Previous Silicon Valley booms have ended with casualties: money lost, dreams dashed and masses of startups folding. Alexandr Wang, CEO of Scale Al in San Francisco, thinks there’s more profit potential for tools that make organizations smarter and more efficient. His seven-year-old company recently licensed Donovan, its “Al-powered decision-making platform,” to the US Army’s XVIII Airborne Corps, where it will digest thousands of situational updates and intelligence reports to help war planners make better decisions. But Wang acknowledges that the tech world is running the same old playbook, funding an excess of companies to find a few winners, which attracts plenty of pretenders and bad investments. “There are a lot of Al tourists pretending to be natives,” he says. “Ultimately they’re just selling vaporware.”

Al skeptics have good reasons to be skeptical. They seize on the questionable accuracy of the new tools; the risks for misinformation, deception and bias against women and people of color; and the fallout if the industry’s ambitious promises turn out to be empty. And they point to recent history. A decade ago the tech industry promised self-driving cars.
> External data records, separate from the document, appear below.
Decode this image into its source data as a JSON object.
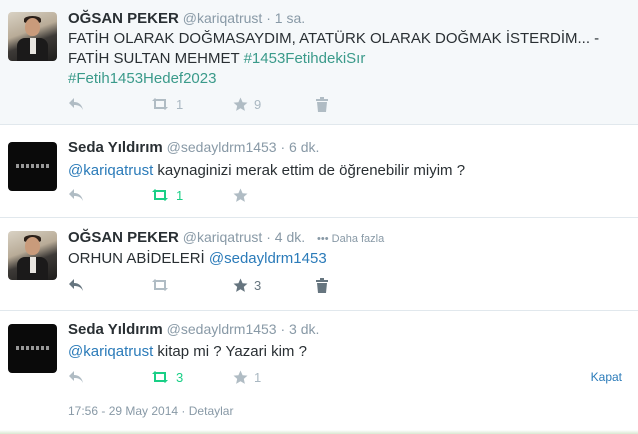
{
  "tweets": [
    {
      "name": "OĞSAN PEKER",
      "handle": "@kariqatrust",
      "dot": "·",
      "time": "1 sa.",
      "text_plain": "FATİH OLARAK DOĞMASAYDIM, ATATÜRK OLARAK DOĞMAK İSTERDİM...  -FATİH SULTAN MEHMET ",
      "hashtag1": "#1453FetihdekiSır",
      "hashtag2": "#Fetih1453Hedef2023",
      "retweets": "1",
      "favorites": "9"
    },
    {
      "name": "Seda Yıldırım",
      "handle": "@sedayldrm1453",
      "dot": "·",
      "time": "6 dk.",
      "mention": "@kariqatrust",
      "text_plain": "  kaynaginizi merak ettim de öğrenebilir miyim ?",
      "retweets": "1"
    },
    {
      "name": "OĞSAN PEKER",
      "handle": "@kariqatrust",
      "dot": "·",
      "time": "4 dk.",
      "more": "••• Daha fazla",
      "text_plain": "ORHUN ABİDELERİ ",
      "mention": "@sedayldrm1453",
      "favorites": "3"
    },
    {
      "name": "Seda Yıldırım",
      "handle": "@sedayldrm1453",
      "dot": "·",
      "time": "3 dk.",
      "mention": "@kariqatrust",
      "text_plain": " kitap mi ? Yazari kim ?",
      "retweets": "3",
      "favorites": "1",
      "close_label": "Kapat"
    }
  ],
  "footer": {
    "timestamp": "17:56 - 29 May 2014",
    "dot": "·",
    "details": "Detaylar"
  },
  "colors": {
    "link": "#2b7bb9",
    "hashtag": "#3a9a8a",
    "retweet_active": "#19cf86",
    "muted": "#8899a6"
  }
}
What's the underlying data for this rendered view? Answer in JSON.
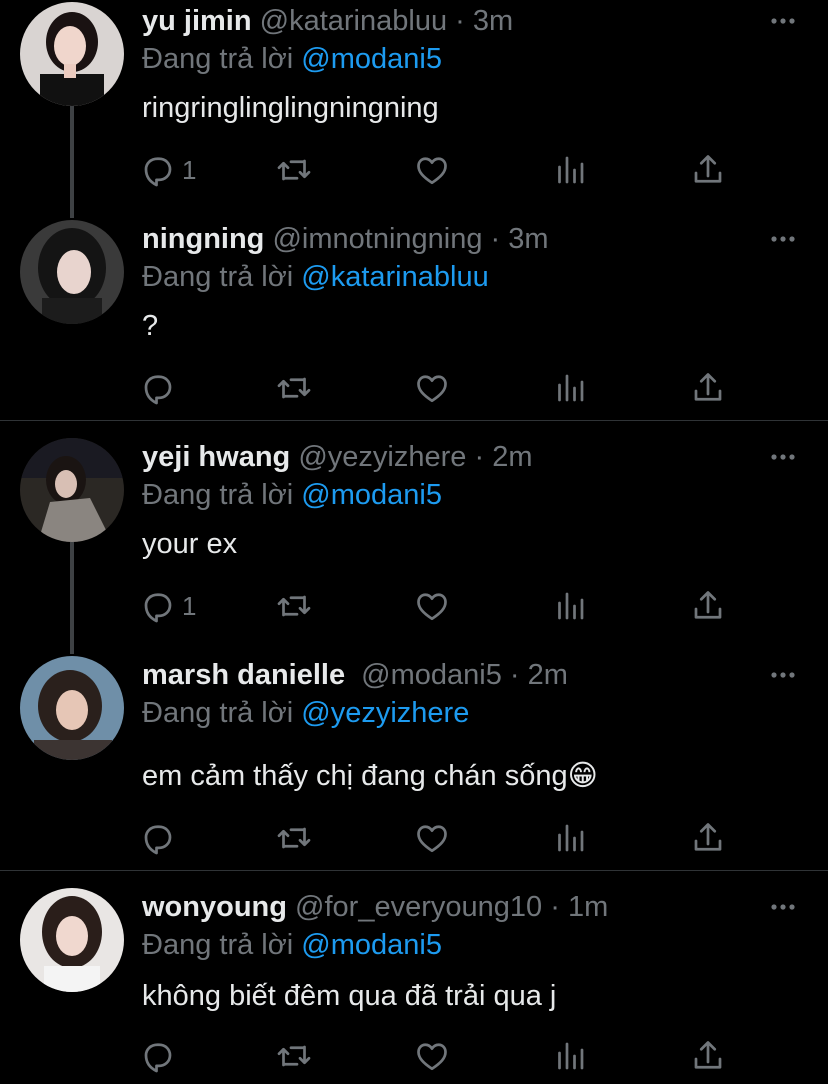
{
  "colors": {
    "background": "#000000",
    "text": "#e7e9ea",
    "secondary": "#71767b",
    "mention": "#1d9bf0",
    "divider": "#2f3336",
    "thread_line": "#3e4144"
  },
  "replying_prefix": "Đang trả lời",
  "dot": "·",
  "tweets": [
    {
      "name": "yu jimin",
      "handle": "@katarinabluu",
      "time": "3m",
      "reply_to": "@modani5",
      "text": "ringringlinglingningning",
      "reply_count": "1",
      "icons": [
        "reply-icon",
        "retweet-icon",
        "like-icon",
        "views-icon",
        "share-icon"
      ]
    },
    {
      "name": "ningning",
      "handle": "@imnotningning",
      "time": "3m",
      "reply_to": "@katarinabluu",
      "text": "?",
      "reply_count": "",
      "icons": [
        "reply-icon",
        "retweet-icon",
        "like-icon",
        "views-icon",
        "share-icon"
      ]
    },
    {
      "name": "yeji hwang",
      "handle": "@yezyizhere",
      "time": "2m",
      "reply_to": "@modani5",
      "text": "your ex",
      "reply_count": "1",
      "icons": [
        "reply-icon",
        "retweet-icon",
        "like-icon",
        "views-icon",
        "share-icon"
      ]
    },
    {
      "name": "marsh danielle",
      "handle": "@modani5",
      "time": "2m",
      "reply_to": "@yezyizhere",
      "text": "em cảm thấy chị đang chán sống😁",
      "reply_count": "",
      "icons": [
        "reply-icon",
        "retweet-icon",
        "like-icon",
        "views-icon",
        "share-icon"
      ]
    },
    {
      "name": "wonyoung",
      "handle": "@for_everyoung10",
      "time": "1m",
      "reply_to": "@modani5",
      "text": "không biết đêm qua đã trải qua j",
      "reply_count": "",
      "icons": [
        "reply-icon",
        "retweet-icon",
        "like-icon",
        "views-icon",
        "share-icon"
      ]
    }
  ]
}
Today there are a handful of driverless taxi pilot programs and improved cruise control systems in modern cars, but the sector has been marked by retrenchment and retreat. “If there’s a boom, there’s definitely going to be a bust,” says Mar Hicks, an associate professor of technology history at the Illinois Institute of Technology.

Avoiding an Al hangover might as well be the mission statement for this annual tech issue of Bloomberg Businessweek, which aims to serve as a guide to this new frontier and as a bit of a hazards map, too. We’ll explain how Microsoft’s blockbuster $10 billion investment in OpenAI positioned it to exploit the trend and get a leg up on rivals; how Al is reshaping Silicon Valley’s hiring practices; how Huawei and other wireless companies have tried to prepare for the next big fight; and how it pushed Nvidia Corp, to the brink of a $1 trillion market value. Alphabet CEO Sundar Pichai has the last word on helping his company meet the moment and guarding against an industrywide Al meltdown.
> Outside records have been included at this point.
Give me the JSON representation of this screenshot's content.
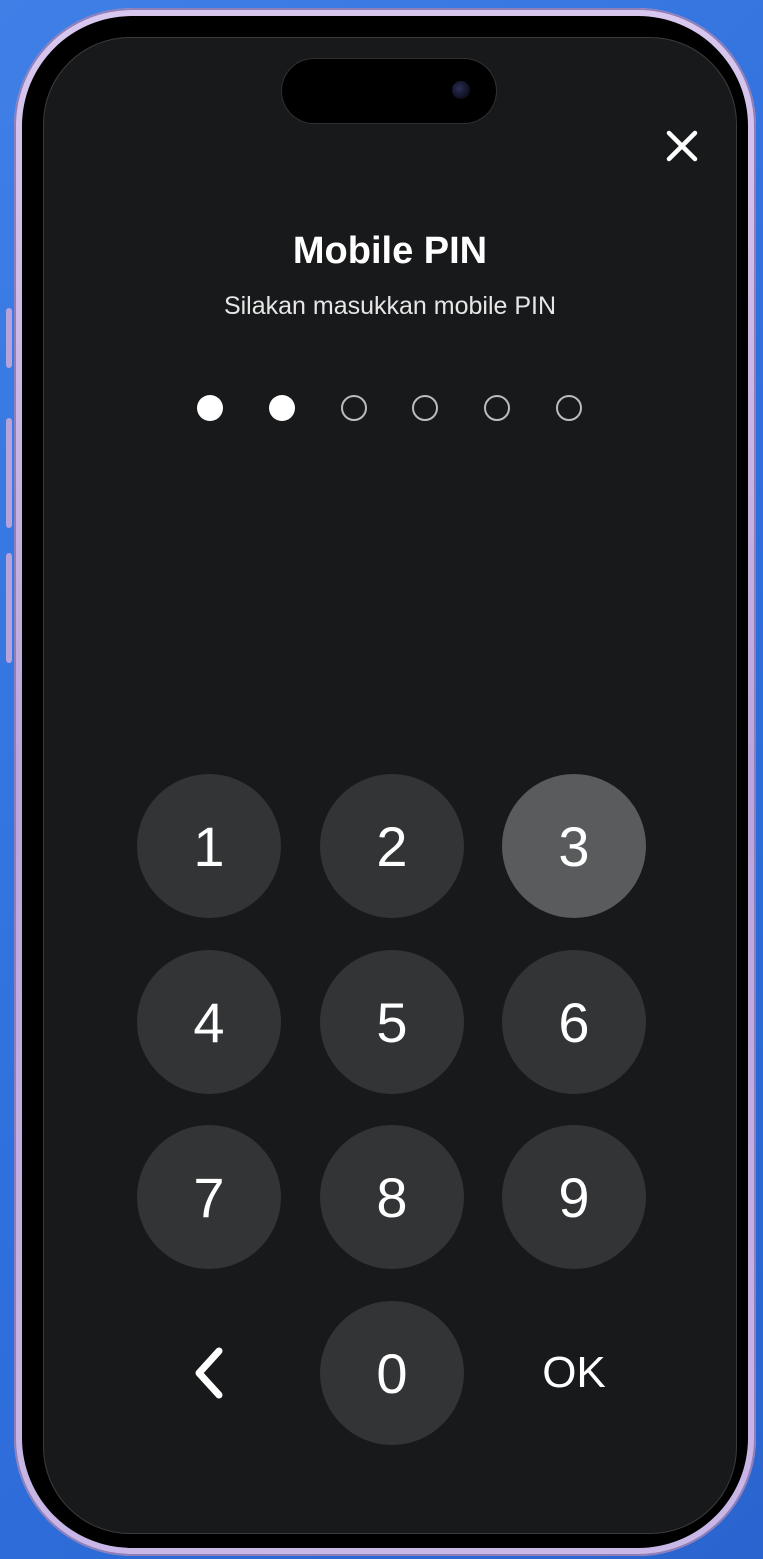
{
  "screen": {
    "title": "Mobile PIN",
    "subtitle": "Silakan masukkan mobile PIN"
  },
  "pin": {
    "length": 6,
    "entered": 2
  },
  "keypad": {
    "keys": [
      "1",
      "2",
      "3",
      "4",
      "5",
      "6",
      "7",
      "8",
      "9",
      "0"
    ],
    "pressed_key": "3",
    "ok_label": "OK"
  },
  "icons": {
    "close": "close-icon",
    "back": "chevron-left-icon"
  },
  "colors": {
    "background": "#18191a",
    "key": "#333435",
    "key_pressed": "#5a5b5c",
    "text": "#ffffff"
  }
}
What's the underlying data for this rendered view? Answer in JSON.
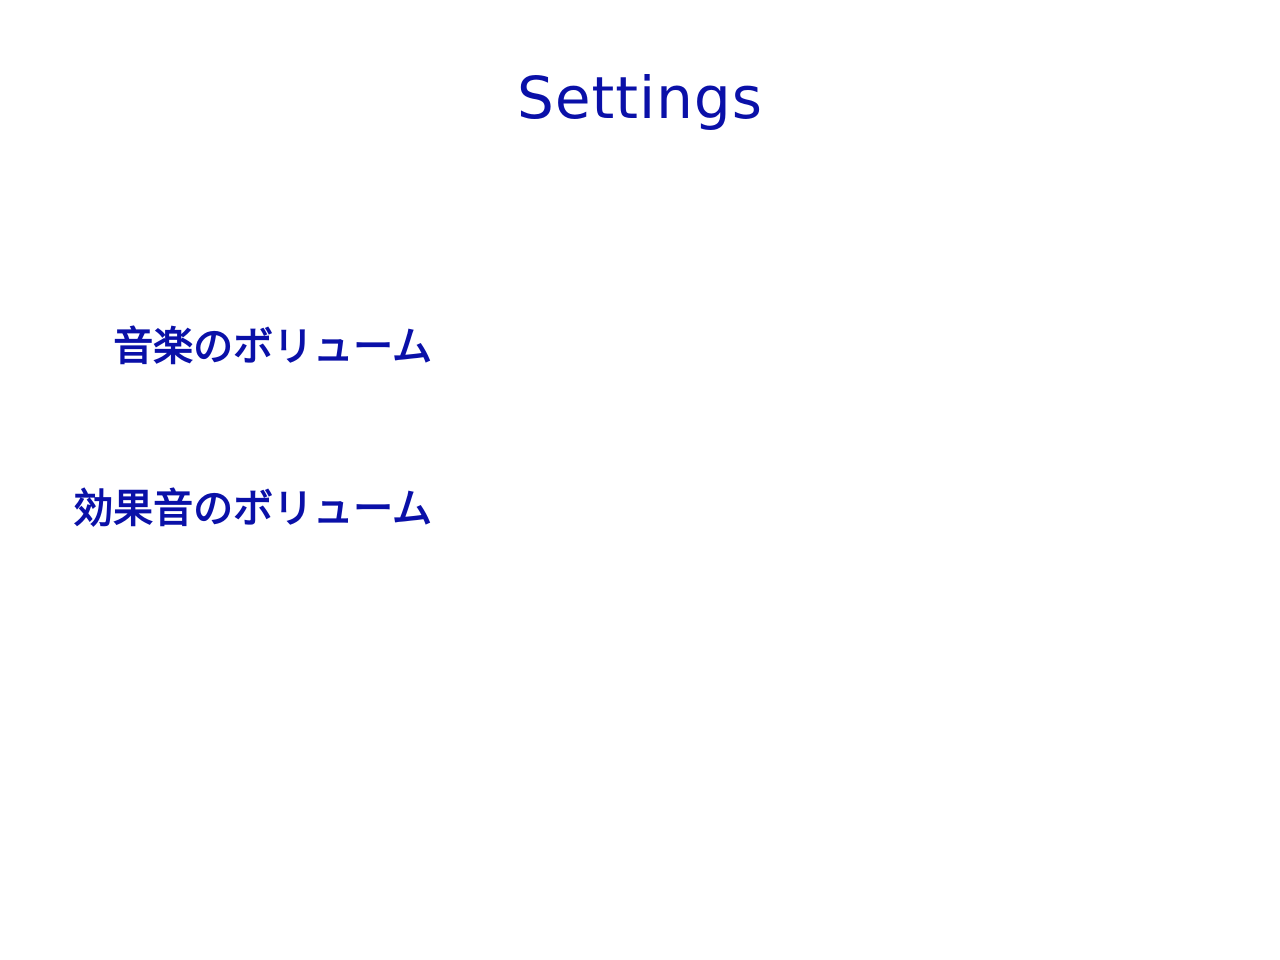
{
  "title": "Settings",
  "settings": {
    "music_volume_label": "音楽のボリューム",
    "sfx_volume_label": "効果音のボリューム"
  },
  "colors": {
    "text": "#0a10a8",
    "background": "#ffffff"
  }
}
Back in San Francisco, many people aren’t ready to consider that the Al boom might amount to just another bubble. This, too, may explain the area’s remarkable endurance at the center of American tech. The young engineers and entrepreneurs flocking to Cerebral Valley and its environs weren’t necessarily around to learn the painful lessons from the last cycle about the fickleness of trends and the risks of competing against the resource-rich tech giants. They’re pleasantly naive, bursting with ideas, and ready to pick up and dust off a region and remake it entirely—at least until the next hype cycle hits.

Ok, Computer
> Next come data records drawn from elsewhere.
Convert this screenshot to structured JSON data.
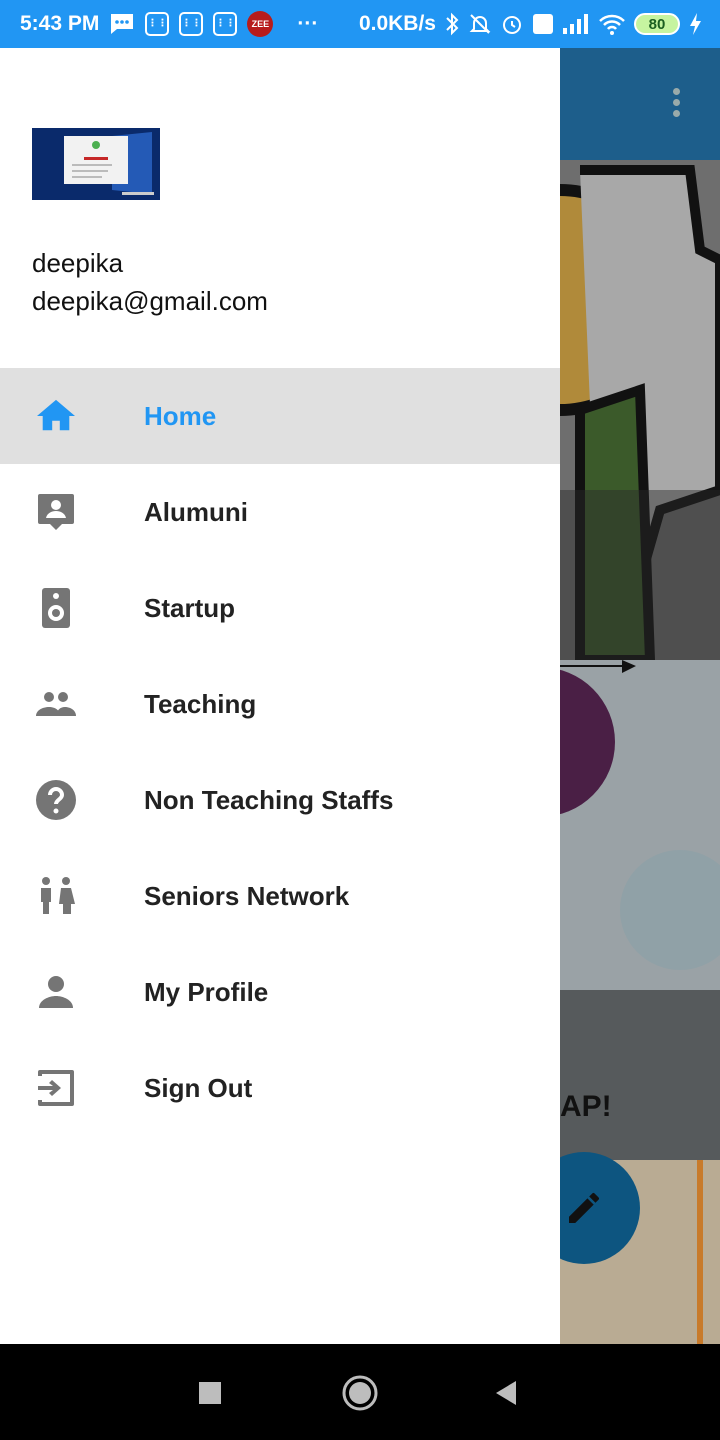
{
  "status_bar": {
    "time": "5:43 PM",
    "net_speed": "0.0KB/s",
    "battery": "80",
    "zee_label": "ZEE",
    "icons": [
      "message-icon",
      "sim-icon",
      "sim-icon",
      "sim-icon",
      "zee-icon",
      "more-icon",
      "bluetooth-icon",
      "bell-off-icon",
      "alarm-icon",
      "volte-icon",
      "signal-icon",
      "wifi-icon",
      "battery-icon",
      "charging-icon"
    ]
  },
  "drawer": {
    "header": {
      "logo_icon": "app-logo-image",
      "name": "deepika",
      "email": "deepika@gmail.com"
    },
    "items": [
      {
        "label": "Home",
        "icon": "home-icon",
        "active": true
      },
      {
        "label": "Alumuni",
        "icon": "contact-icon",
        "active": false
      },
      {
        "label": "Startup",
        "icon": "speaker-icon",
        "active": false
      },
      {
        "label": "Teaching",
        "icon": "people-icon",
        "active": false
      },
      {
        "label": "Non Teaching Staffs",
        "icon": "help-icon",
        "active": false
      },
      {
        "label": "Seniors Network",
        "icon": "wc-icon",
        "active": false
      },
      {
        "label": "My Profile",
        "icon": "person-icon",
        "active": false
      },
      {
        "label": "Sign Out",
        "icon": "exit-icon",
        "active": false
      }
    ]
  },
  "background": {
    "card2_text": "AP!",
    "fab_icon": "edit-icon"
  },
  "colors": {
    "primary": "#2196F3",
    "active_bg": "#e0e0e0",
    "icon_gray": "#757575"
  }
}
  • What the tech industry’s new obsession means for its fortunes—and yours

How Microsoft Took the Lead

  • OpenAI’s largest shareholder is poised to reap billions


  • Cutting-edge Al systems need Nvidia’s chips. There’s no way around that, yet

The Jobs Market: It’s Complicated

  • Brutal layoffs may be over, but workers are left with tough questions

Huawei’s Danish Caper

  • That time when the internet’s future seemed to come down to a mole hunt


  • Inflation eases
  • Ukraine strikes back
  • Disney delays


  • The message of Miami: Even Trump isn’t above the law


  • A tense Gay Pride
  • US building permits
  • Asteroid City


  • Private credit is soaring, and regulators are taking note


  • Illumina faces new headaches as the CEO exits
  • When AT&T says “RTO,” does it really mean “job cuts”?


  • ByteDance’s bid to be all things to all people
  • Spotify gives its podcasts a radical rethink


  • The walls close in tighter on crypto
  • What it all boils down to: Is a digital coin a security?


  • Efforts to narrow the gender pay gap need teeth to work
  • Xi’s popular tax-cutting policy may have to do a U-turn


  • For Boeing, the skies in China are clearing again
  • A high-speed, low-emission, in-the-shop-a-lot engine
  • Emirates and Qatar Airways have a cheeky new rival


  • So what’s Google’s CEO going to do about all this Al?

скачать журнал: Bloomberg Businessweek (June 19, 2023)